Vosges, which began using “Peace Love and Chocolate” in 2005, federally registered the phrase as its trademark in 2011. For a decade, the words have been used on nearly all the company’s chocolate catalogs, bars and other products, as well as its website, email signatures and stationery that accompanies its chocolate gifts. Such products are sold nationwide at places like Starbucks, Whole Foods and Kroger, as well as the Vosges retail outlet at O’Hare International Airport.
Chuao, which has its products in many of the same national outlets as Vosges, recently started selling a “Peace, Love & Peppermint” bar. Vosges learned of this product in November. The complaint included a picture of the wrappers of both the Chuao product and a Vosges peppermint candy cane bar that bears the “Peace, Love & Chocolate” designation.
Upon learning of the competing product, Vosges’ attorney, Vivek Jayaram, of Jayaram Law Group, Chicago, contacted Chuao, but was unable to come to an amicable resolution. Chuao continued to promote and sell products with the allegedly infringing mark, even in the same stores, which, Vosges asserted, “is likely to cause consumers to be confused or mistaken as to the affiliation, connection or association of these infringing goods with Vosges and its products.”

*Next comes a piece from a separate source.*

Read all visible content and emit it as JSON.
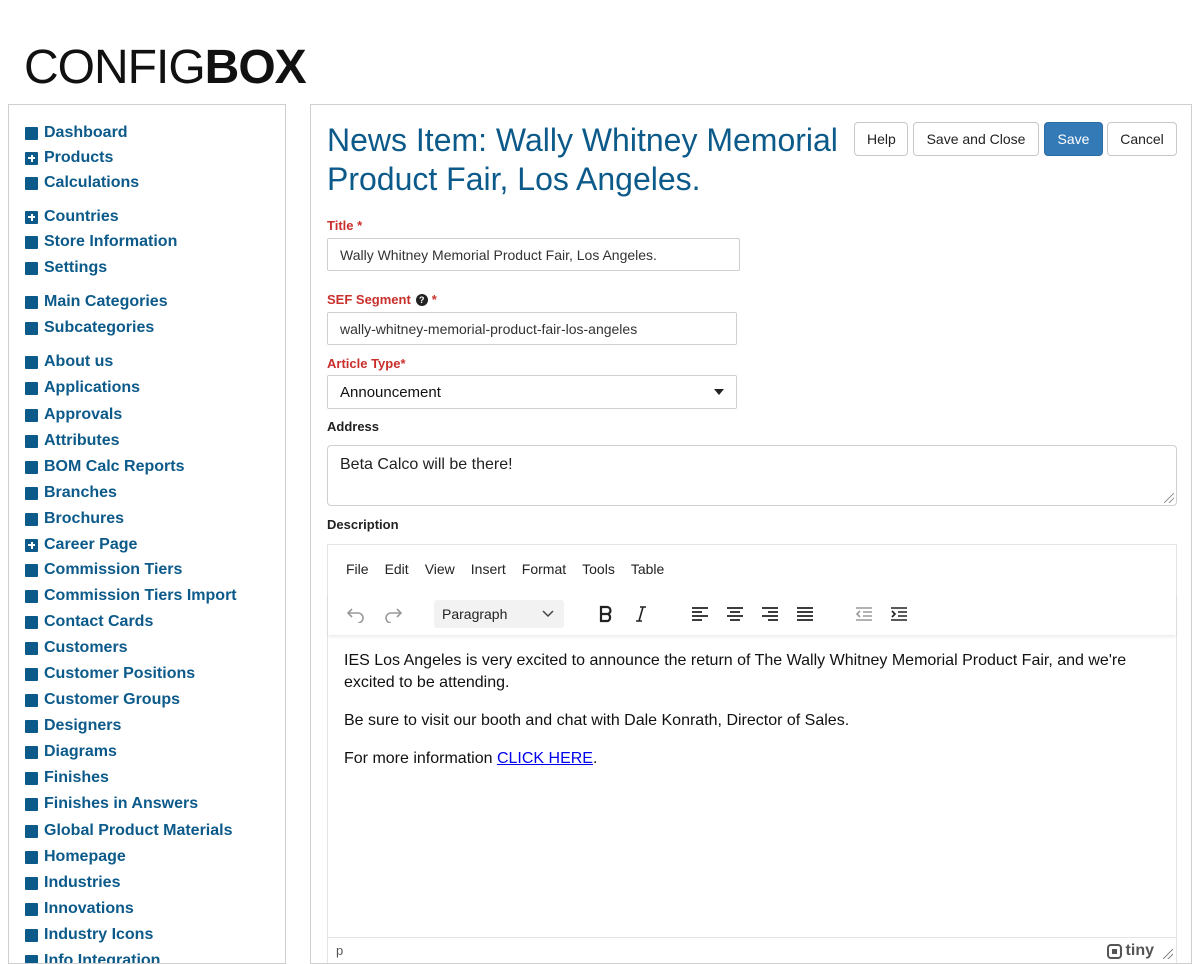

In addition to seeking a jury trial, Vosges has requested an injunction that bars Chuao from making, marketing and selling anything bearing the contested phrase. Vosges asked the court to order Chuao to file a report detailing its compliance with the injunction and to force Chuao to deliver to Vosges for destruction any offending products and materials. It further wants Chuao to provide detailed accounting of “all transactions relating to its importation, distribution and sales of products bearing” the phrase, including gross revenues and profits. Vosges also asked the court to order Chuao to transfer any profits and advantages earned through its products, as well as to be subject to payments for treble damages and legal fees.